Ava Clark is more skilled in the kitchen than most people I know. She's got a repertoire of tried-and-true recipes that only comes with spending years in the kitchen—testing this, experimenting with that. Seared pork chops glazed in a rich, tangy reduction of white wine, Dijon mustard, and red wine vinegar: a house specialty. Charred sardines with a side of escarole: easy, late-summer snacking. Expertly sliced avocado sprinkled with flaky sea salt: just another Tuesday.
The only difference between Ava and, well, pretty much any home cook I've ever met?
She's 11 years old.
Of course, it shouldn't come as a huge surprise that Ava found an early niche in cooking—her mom is Alex Guarnaschelli, a Food Network star, Iron Chef, and the executive chef at Butter in New York City.
But it wasn't necessarily a given.
"I felt really strongly that Ava should 'find' the kitchen on her own terms," Chef Guarnaschelli said recently over email. Which she did. After discovering a 9-year-old Ava carefully slicing button mushrooms, gently cooking them in butter, and adding a squeeze of lemon to round out the dish with a bit of acidity, "That's when I knew," she told me.
Ava, however, has known a bit longer than that. "I have loved cooking for the last four to five years," she said.
Still, it's easy to see where she gets her inspiration from—or at least that's what you'd think.
Much to her mom's lighthearted chagrin, Ava counts her cooking heroes as Julia Child and Gordon Ramsay, and is already starting to display some of their chef-y intuition.
"Ava is very territorial and independent about cooking. She acts like a chef," Guarnaschelli said. "She also has such a natural instinct that I don’t want to get in her way."
"I like it when my mom is in the kitchen but leaves me alone to cook something on my own," Ava told me. And if she has a question or two, Guarnaschelli is always there to lend her expertise or share a bit of wisdom. "My mom is teaching me patience. There are those moments where there is nothing to do but wait for food to cook. I am learning about that."
But that doesn't stop the soon-to-be teenager from poking fun at her mom's culinary chops at least every once in awhile: "She thinks she’s so cool because she is an Iron Chef."
There's no denying, though, that the two connect over their shared love of food. "We recently visited Rome, Italy together where we bonded over the beauty of a whole, steamed artichoke," Guarnaschelli told me. "We discussed the beauty of gloriously, if ever-so-slightly overcooked vegetables that characterize the great cooking of Rome. She has such a nuanced understanding of what deliciousness is—I didn’t have any of that at her age."

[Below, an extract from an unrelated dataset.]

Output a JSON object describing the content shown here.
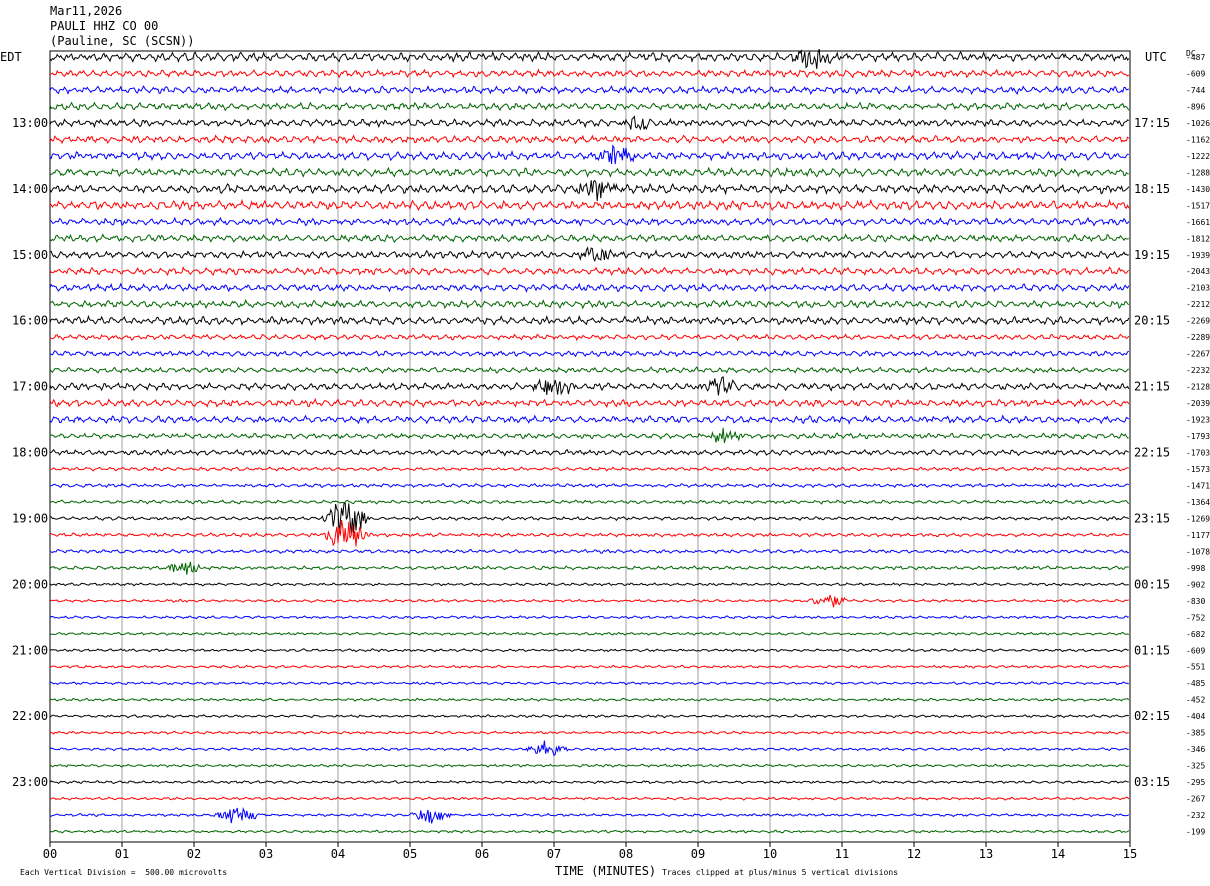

But will she become a chef? According to Guarnaschelli, that couldn't matter less: "The jury is not out yet on whether I will find behind the stove of a restaurant somewhere...although, it certainly wouldn’t surprise me."
What matters more is that Ava finds something she loves, a lesson Guarnaschelli's own parents taught her. "I don’t care if she becomes an accountant, fire fighter, vacuum cleaner salesperson, deep sea diver, writer or chef. I’m totally excited to watch her life unfold."
Ava, who plans to spend a portion of this summer tending to a vegetable and herb garden (garlic "garden" bread will surely be on her menu this season), is inspiringly resolute: "I want to own my own restaurant and be my own boss." Right now she's thinking she may want to open a Mexican or tapas-style spot, or maybe even a wine bar. In the meantime, she'll be hosting a master class alongside her mom at this year's New York City Food and Wine Festival and, you know, finishing her homework after school.
When she does make it big, whether it's as a chef or deep sea diver, Ava has one other goal she wants to check off her list.
"I want to take my mom to Paris as a present," she said, "and thank her for being a pretty good mother."